"The Epistemic Limits of Shared Reasons," European Journal of Philosophy, (forthcoming) Accounts of public reason disagree as to the conditions a reason must meet in order to qualify as public. On one prominent account, a reason is public if, and only if, it is shareable between citizens. The shareability account, I argue, relies on an implausibly demanding assumption regarding the epistemic capabilities of citizens. When more plausible, limited, epistemic capabilities are taken into consideration, the shareability account becomes self-defeating. Under more limited epistemic conditions, few, if any, reasons will be shareable between all reasonable citizens, making the shareability account so demanding that it precludes public reasoning altogether.
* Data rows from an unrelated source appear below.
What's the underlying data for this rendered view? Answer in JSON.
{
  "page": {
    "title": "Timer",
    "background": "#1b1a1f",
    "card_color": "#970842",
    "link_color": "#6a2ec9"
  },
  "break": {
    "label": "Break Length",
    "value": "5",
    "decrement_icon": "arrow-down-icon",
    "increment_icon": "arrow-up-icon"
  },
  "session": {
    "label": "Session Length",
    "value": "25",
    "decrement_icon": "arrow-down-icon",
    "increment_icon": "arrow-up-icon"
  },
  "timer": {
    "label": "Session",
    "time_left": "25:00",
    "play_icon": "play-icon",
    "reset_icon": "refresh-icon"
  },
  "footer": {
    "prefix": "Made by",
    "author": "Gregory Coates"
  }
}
"Principles of Collective Choice and Constrains of Fairness: Why the Difference Principle Would be Chosen Behind the Veil of Ignorance" (with Phil Smolenski), The Journal of Philosophy, 2020 In “The Difference Principle Would Not Be Chosen behind the Veil of Ignorance,” Johan E. Gustafsson, argues that the parties in the Original Position (OP) would not choose the Difference Principle to regulate their society’s basic structure. In reply to this internal critique, we provide two arguments. First, his choice models do not serve as a counter-example to the choice of the difference principle, as the models must assume that individual rationality scales to collective contexts in a way that begs the question in favor of utilitarianism. Second, the choice models he develops are incompatible with the constraints of fairness that apply in the OP, which by design subordinates claims of rationality to claims of impartiality. When the OP is modeled correctly the difference principle is indeed entailed by the conditions of the OP.